Correlated molybdenum and uranium isotope signatures in modern anoxic sediments: implications for their use as paleo-redox proxy
Published on Feb 1, 2020in Geochimica et Cosmochimica Acta4.659
· DOI :10.1016/J.GCA.2019.11.031
Abstract Redox-sensitive trace metals and their isotopes have emerged as important tools that are used to reconstruct the redox-evolution of the ocean-atmosphere system. However, reliability of such reconstructions ultimately depends on a solid understanding of the proxies in the present-day oceanic system and their archival potential in sediments. This study compares isotope fractionation of molybdenum (Mo) and uranium (U) during their removal from seawater and deposition into sediments by investigating sites at various depths of the presently two largest restricted anoxic oceanic basins: The Black Sea and the Cariaco Basin. In support of previous investigations, our data indicate that Mo scavenging and isotope fractionation are mainly controlled by water column sulfide levels. In contrast to Mo, U reduction and immobilization appears to occur mainly at the sediment-water interface and within the uppermost few cm of the sediment pile in both basins.
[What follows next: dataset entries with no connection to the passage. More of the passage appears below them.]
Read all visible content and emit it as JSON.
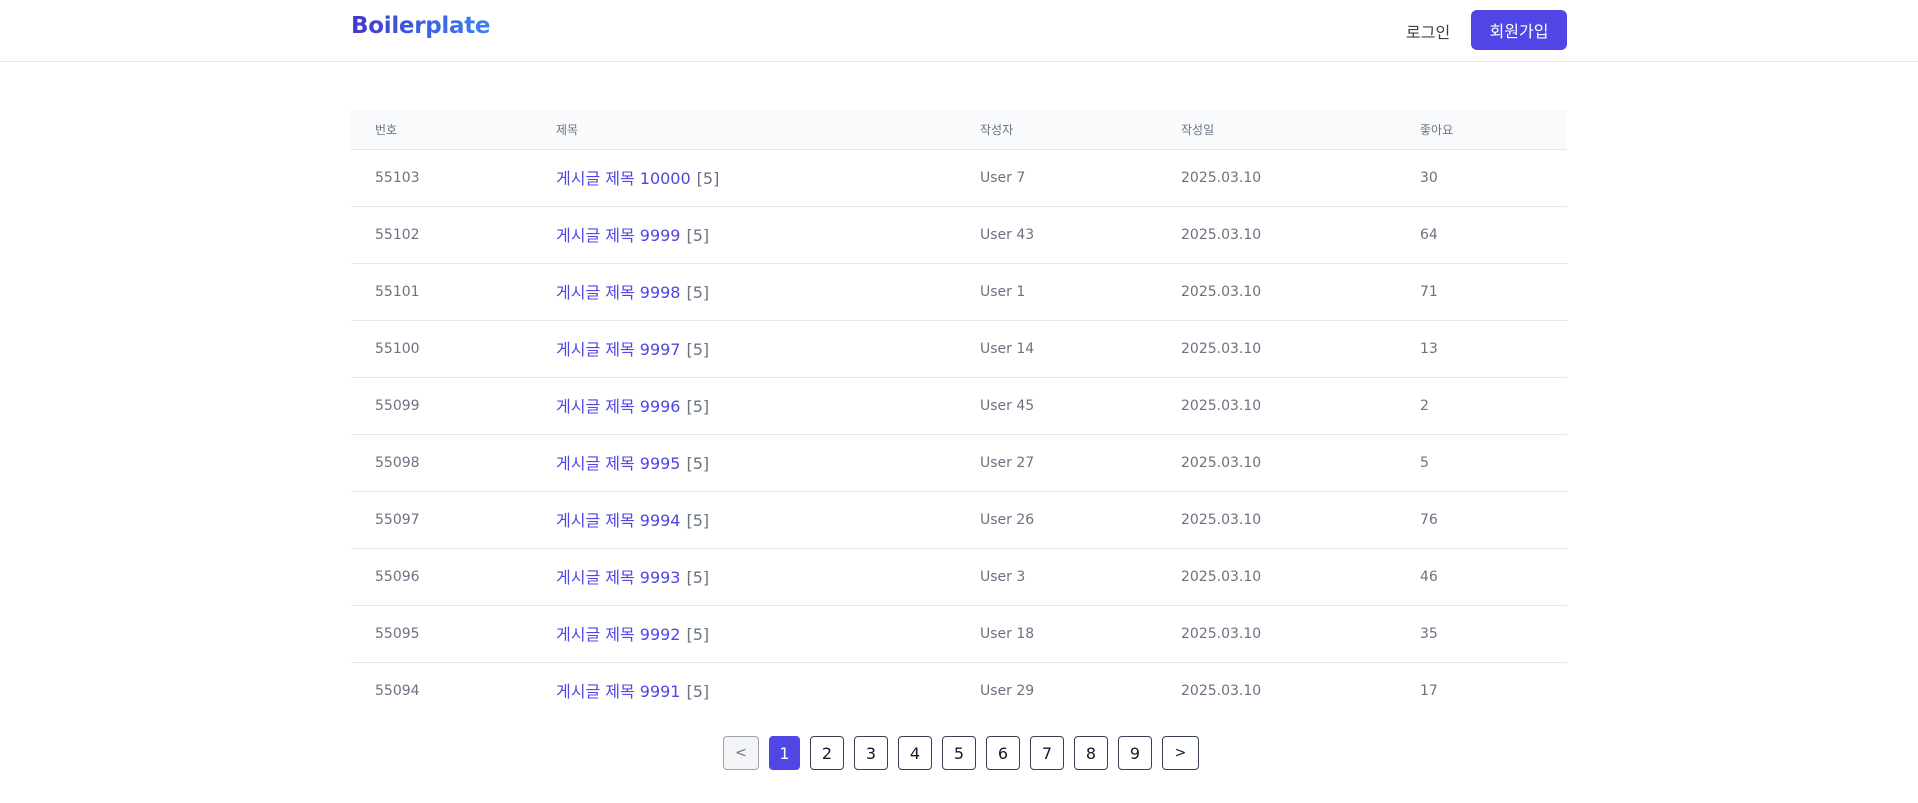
{
  "header": {
    "logo": "Boilerplate",
    "login_label": "로그인",
    "signup_label": "회원가입"
  },
  "table": {
    "columns": [
      "번호",
      "제목",
      "작성자",
      "작성일",
      "좋아요"
    ],
    "rows": [
      {
        "num": "55103",
        "title": "게시글 제목 10000",
        "comments": "[5]",
        "author": "User 7",
        "date": "2025.03.10",
        "likes": "30"
      },
      {
        "num": "55102",
        "title": "게시글 제목 9999",
        "comments": "[5]",
        "author": "User 43",
        "date": "2025.03.10",
        "likes": "64"
      },
      {
        "num": "55101",
        "title": "게시글 제목 9998",
        "comments": "[5]",
        "author": "User 1",
        "date": "2025.03.10",
        "likes": "71"
      },
      {
        "num": "55100",
        "title": "게시글 제목 9997",
        "comments": "[5]",
        "author": "User 14",
        "date": "2025.03.10",
        "likes": "13"
      },
      {
        "num": "55099",
        "title": "게시글 제목 9996",
        "comments": "[5]",
        "author": "User 45",
        "date": "2025.03.10",
        "likes": "2"
      },
      {
        "num": "55098",
        "title": "게시글 제목 9995",
        "comments": "[5]",
        "author": "User 27",
        "date": "2025.03.10",
        "likes": "5"
      },
      {
        "num": "55097",
        "title": "게시글 제목 9994",
        "comments": "[5]",
        "author": "User 26",
        "date": "2025.03.10",
        "likes": "76"
      },
      {
        "num": "55096",
        "title": "게시글 제목 9993",
        "comments": "[5]",
        "author": "User 3",
        "date": "2025.03.10",
        "likes": "46"
      },
      {
        "num": "55095",
        "title": "게시글 제목 9992",
        "comments": "[5]",
        "author": "User 18",
        "date": "2025.03.10",
        "likes": "35"
      },
      {
        "num": "55094",
        "title": "게시글 제목 9991",
        "comments": "[5]",
        "author": "User 29",
        "date": "2025.03.10",
        "likes": "17"
      }
    ]
  },
  "pagination": {
    "prev_label": "<",
    "next_label": ">",
    "pages": [
      "1",
      "2",
      "3",
      "4",
      "5",
      "6",
      "7",
      "8",
      "9"
    ],
    "current": "1"
  },
  "colors": {
    "accent": "#4f46e5",
    "logo_gradient_start": "#4338ca",
    "logo_gradient_end": "#3b82f6",
    "muted_text": "#6b7280",
    "border": "#e5e7eb"
  }
}
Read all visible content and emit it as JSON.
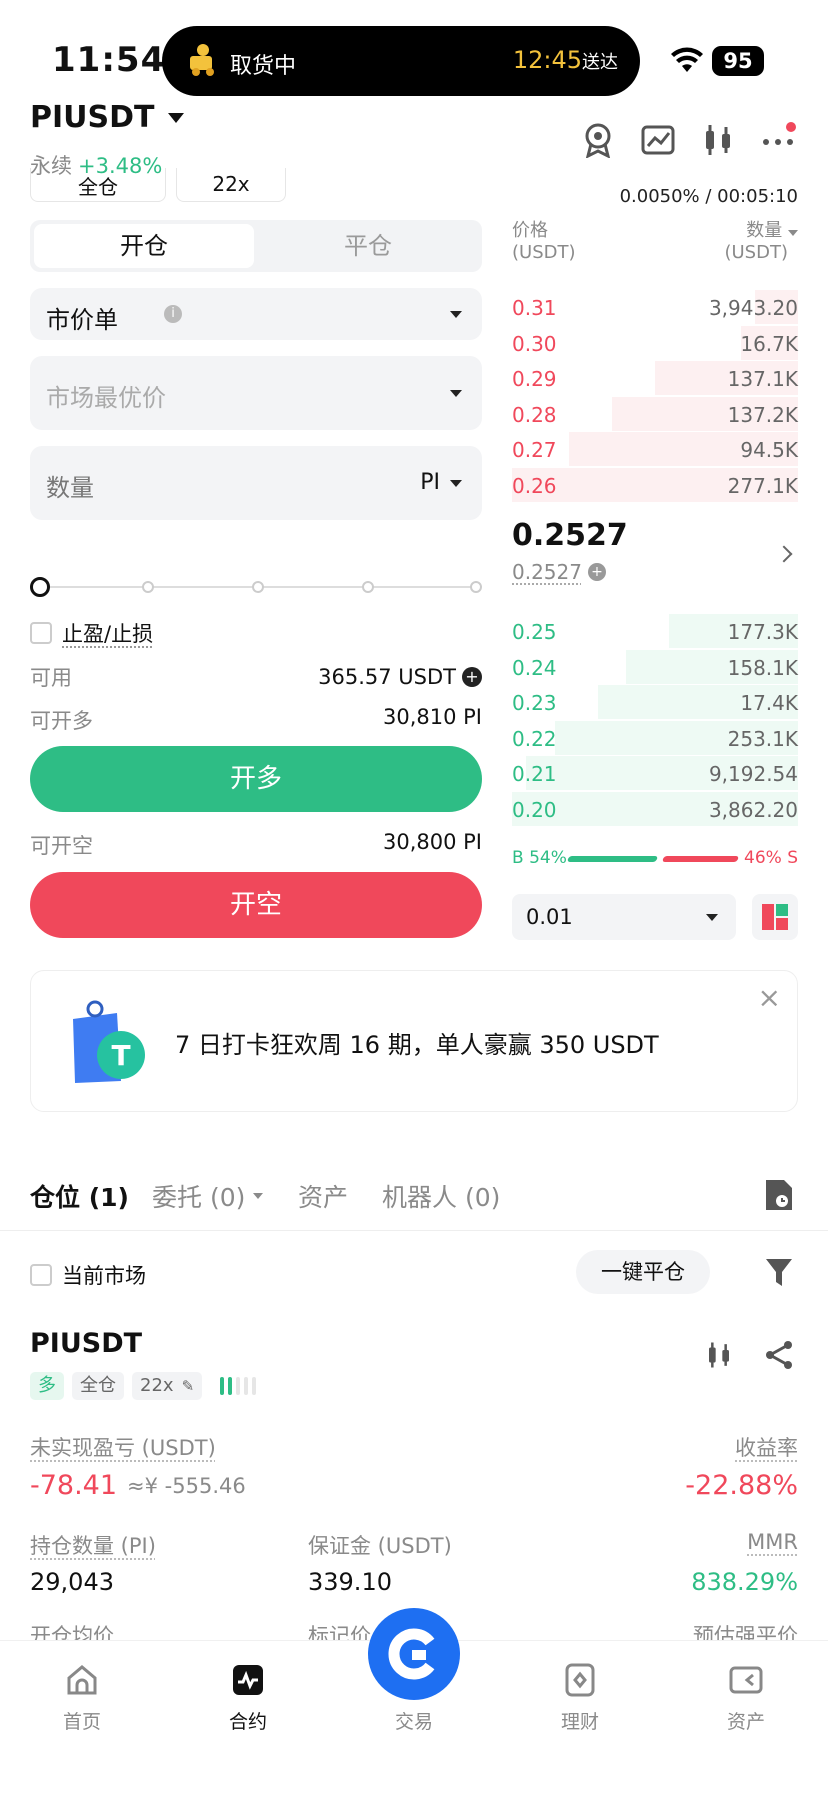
{
  "status_bar": {
    "time": "11:54",
    "island_title": "取货中",
    "island_eta_time": "12:45",
    "island_eta_suffix": "送达",
    "battery": "95"
  },
  "header": {
    "pair": "PIUSDT",
    "contract_type": "永续",
    "change": "+3.48%",
    "margin_mode": "全仓",
    "leverage": "22x",
    "funding": "0.0050% / 00:05:10"
  },
  "order_form": {
    "tab_open": "开仓",
    "tab_close": "平仓",
    "order_type": "市价单",
    "price_placeholder": "市场最优价",
    "qty_placeholder": "数量",
    "qty_unit": "PI",
    "tpsl_label": "止盈/止损",
    "available_label": "可用",
    "available_value": "365.57 USDT",
    "can_long_label": "可开多",
    "can_long_value": "30,810 PI",
    "long_button": "开多",
    "can_short_label": "可开空",
    "can_short_value": "30,800 PI",
    "short_button": "开空",
    "slider_level": 0
  },
  "order_book": {
    "price_header": "价格",
    "price_unit": "(USDT)",
    "qty_header": "数量",
    "qty_unit": "(USDT)",
    "asks": [
      {
        "price": "0.31",
        "qty": "3,943.20",
        "depth": 0.15
      },
      {
        "price": "0.30",
        "qty": "16.7K",
        "depth": 0.2
      },
      {
        "price": "0.29",
        "qty": "137.1K",
        "depth": 0.5
      },
      {
        "price": "0.28",
        "qty": "137.2K",
        "depth": 0.65
      },
      {
        "price": "0.27",
        "qty": "94.5K",
        "depth": 0.8
      },
      {
        "price": "0.26",
        "qty": "277.1K",
        "depth": 1.0
      }
    ],
    "last_price": "0.2527",
    "mark_price": "0.2527",
    "bids": [
      {
        "price": "0.25",
        "qty": "177.3K",
        "depth": 0.45
      },
      {
        "price": "0.24",
        "qty": "158.1K",
        "depth": 0.6
      },
      {
        "price": "0.23",
        "qty": "17.4K",
        "depth": 0.7
      },
      {
        "price": "0.22",
        "qty": "253.1K",
        "depth": 0.85
      },
      {
        "price": "0.21",
        "qty": "9,192.54",
        "depth": 0.95
      },
      {
        "price": "0.20",
        "qty": "3,862.20",
        "depth": 1.0
      }
    ],
    "buy_ratio": "B 54%",
    "sell_ratio": "46% S",
    "buy_fraction": 0.54,
    "precision": "0.01"
  },
  "banner": {
    "text": "7 日打卡狂欢周 16 期，单人豪赢 350 USDT"
  },
  "tabs": {
    "positions": "仓位",
    "positions_count": "(1)",
    "orders": "委托 (0)",
    "assets": "资产",
    "bots": "机器人 (0)"
  },
  "filter": {
    "current_market": "当前市场",
    "close_all": "一键平仓"
  },
  "position": {
    "symbol": "PIUSDT",
    "side": "多",
    "mode": "全仓",
    "leverage": "22x",
    "pnl_label": "未实现盈亏 (USDT)",
    "pnl": "-78.41",
    "pnl_cny": "≈¥ -555.46",
    "roe_label": "收益率",
    "roe": "-22.88%",
    "size_label": "持仓数量 (PI)",
    "size": "29,043",
    "margin_label": "保证金 (USDT)",
    "margin": "339.10",
    "mmr_label": "MMR",
    "mmr": "838.29%",
    "entry_label": "开仓均价",
    "mark_label": "标记价",
    "liq_label": "预估强平价"
  },
  "nav": {
    "home": "首页",
    "futures": "合约",
    "trade": "交易",
    "earn": "理财",
    "assets": "资产"
  },
  "colors": {
    "green": "#2ebd85",
    "red": "#f0485b",
    "brand_blue": "#1e6ff2"
  }
}
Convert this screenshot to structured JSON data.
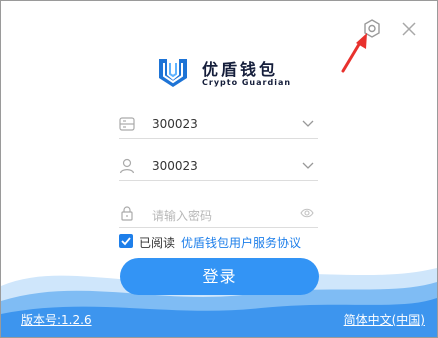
{
  "brand": {
    "name_cn": "优盾钱包",
    "name_en": "Crypto Guardian",
    "colors": {
      "logo_blue": "#1e74d6",
      "text_dark": "#151e3b"
    }
  },
  "window_controls": {
    "settings_icon": "gear-icon",
    "close_icon": "close-icon"
  },
  "form": {
    "server_value": "300023",
    "server_icon": "server-icon",
    "account_value": "300023",
    "account_icon": "user-icon",
    "password_placeholder": "请输入密码",
    "password_icon": "lock-icon",
    "eye_icon": "eye-icon"
  },
  "agreement": {
    "checked": true,
    "prefix": "已阅读",
    "link": "优盾钱包用户服务协议"
  },
  "login_button": "登录",
  "footer": {
    "version": "版本号:1.2.6",
    "language": "简体中文(中国)"
  },
  "colors": {
    "accent": "#3394f5",
    "link": "#1e7fea",
    "annotation_arrow": "#e8312d"
  }
}
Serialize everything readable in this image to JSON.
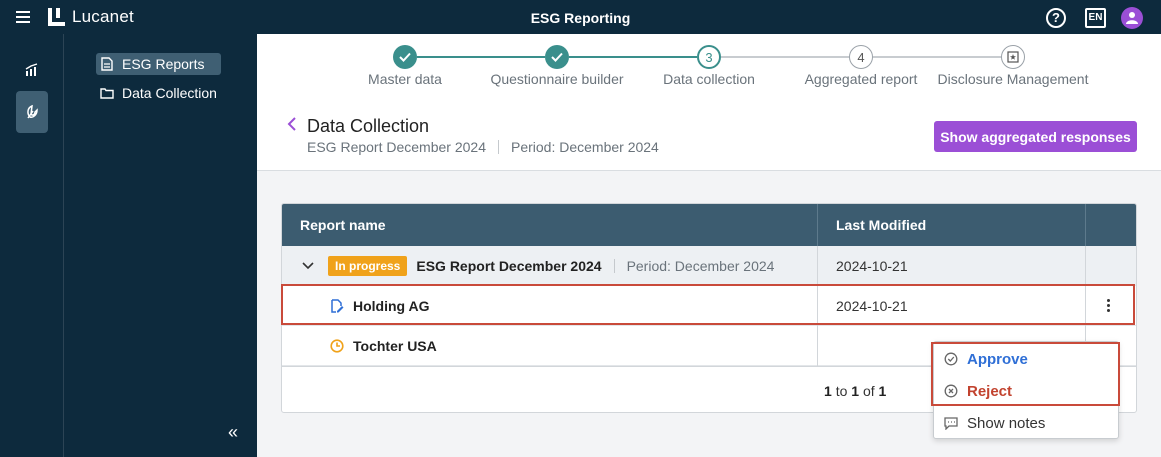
{
  "app": {
    "logo_text": "Lucanet",
    "title": "ESG Reporting",
    "lang": "EN",
    "help": "?"
  },
  "nav": {
    "items": [
      {
        "label": "ESG Reports",
        "icon": "document-icon",
        "active": true
      },
      {
        "label": "Data Collection",
        "icon": "folder-icon",
        "active": false
      }
    ],
    "collapse": "«"
  },
  "stepper": {
    "steps": [
      {
        "label": "Master data",
        "state": "done",
        "number": ""
      },
      {
        "label": "Questionnaire builder",
        "state": "done",
        "number": ""
      },
      {
        "label": "Data collection",
        "state": "current",
        "number": "3"
      },
      {
        "label": "Aggregated report",
        "state": "todo",
        "number": "4"
      },
      {
        "label": "Disclosure Management",
        "state": "todo",
        "number": ""
      }
    ]
  },
  "page": {
    "title": "Data Collection",
    "report": "ESG Report December 2024",
    "period": "Period: December 2024",
    "primary_button": "Show aggregated responses"
  },
  "table": {
    "columns": [
      "Report name",
      "Last Modified"
    ],
    "group": {
      "status": "In progress",
      "name": "ESG Report December 2024",
      "period": "Period: December 2024",
      "modified": "2024-10-21"
    },
    "rows": [
      {
        "name": "Holding AG",
        "icon": "document-edit-icon",
        "modified": "2024-10-21"
      },
      {
        "name": "Tochter USA",
        "icon": "clock-icon",
        "modified": ""
      }
    ],
    "pager": {
      "from": "1",
      "to_word": "to",
      "to": "1",
      "of_word": "of",
      "total": "1"
    }
  },
  "menu": {
    "items": [
      {
        "label": "Approve"
      },
      {
        "label": "Reject"
      },
      {
        "label": "Show notes"
      }
    ]
  },
  "colors": {
    "accent": "#9b4fd6",
    "teal": "#3a8f8c",
    "nav_bg": "#0d2a3d",
    "status": "#f0a21a",
    "approve": "#2f6fd6",
    "reject": "#c2432f"
  }
}
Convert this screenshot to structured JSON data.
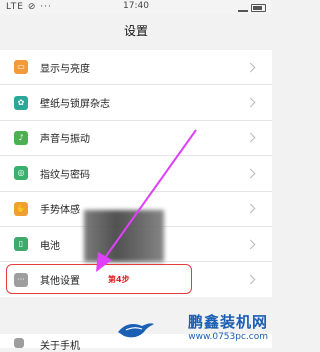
{
  "status_bar": {
    "left": "LTE ⊘ ···",
    "time": "17:40"
  },
  "header": {
    "title": "设置"
  },
  "settings": [
    {
      "label": "显示与亮度",
      "icon": "display-icon",
      "color": "#f29a38",
      "glyph": "▭"
    },
    {
      "label": "壁纸与锁屏杂志",
      "icon": "wallpaper-icon",
      "color": "#2ca89a",
      "glyph": "✿"
    },
    {
      "label": "声音与振动",
      "icon": "sound-icon",
      "color": "#4caf50",
      "glyph": "♪"
    },
    {
      "label": "指纹与密码",
      "icon": "fingerprint-icon",
      "color": "#3ab06e",
      "glyph": "◎"
    },
    {
      "label": "手势体感",
      "icon": "gesture-icon",
      "color": "#f0a030",
      "glyph": "✋"
    },
    {
      "label": "电池",
      "icon": "battery-icon",
      "color": "#3fa86b",
      "glyph": "▯"
    },
    {
      "label": "其他设置",
      "icon": "more-icon",
      "color": "#9e9e9e",
      "glyph": "···"
    }
  ],
  "annotation": {
    "step": "第4步",
    "color": "#e23c3c",
    "arrow_color": "#e040fb"
  },
  "bottom_row": {
    "label": "关于手机"
  },
  "watermark": {
    "brand": "鹏鑫装机网",
    "url": "www.0753pc.com",
    "color": "#1a5fb4"
  }
}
In the Black Sea, decreasing δ238U of surface sediments with increasing water depth correlate with trends for water column δ238U, implying constant U isotope fractionation between water and sediment. However, increasing U concentrations and δ238U within the uppermost few cm of the sediment pile of both basins indicate additional U reduction with depth. Despite the different mechanisms for Mo and U removal and associated isotope fractionations, a similar inverse correlation between δ98Mo and δ238U is observed for sediments of both basins, which translates in a positive correlation of Mo and U isotope fractionation between the sediments and open seawater. The correlation of δ98Mo and δ238U indicates a similar response of isotope fractionation to the efficiency of Mo and U removal that is mainly controlled by sulfate reduction rates. High dissolved sulfide concentrations and sulfate reduction rates are responsible for very effective Mo and U removal and corresponding minor Mo and U isotope fractionation relative to seawater. Further, high dissolved sulfide concentrations also correlate positively with deep water renewal times, resulting in an isotopically fractionated water column with low δ238U (and somewhat higher δ98Mo) in restricted basins with sluggish ventilations, such as the Black Sea. Both mechanisms result in negatively correlated δ98Mo and δ238U with high δ98Mo and low δ238U in sediments under strong euxinic conditions. The particularly strong correlation observed for Cariaco Basin sediments may indicate that its water column was variably stratified in the past. The observed δ98Mo and δ238U correlation of both basins can be reproduced in a simple coupled water column and sediment reactive transport model. Different slopes in δ98Mo and δ238U trends can be linked to varying degree of basin restriction, sulfate reduction rates, and isotope compositions of the respective water columns. The offset towards lower δ98Mo (and δ238U), observed for Cariaco Basin sediments compared to those from the Black Sea, may be the result of inefficient Mo reduction with high Mo isotope fractionation or isotopically light Mo from a particulate Fe-Mn oxide shuttle. The results of this study will help to interpret sedimentary Mo and U isotope values, while showing that coupling of δ98Mo and δ238U in sedimentary archives may be useful for paleo-reconstruction work.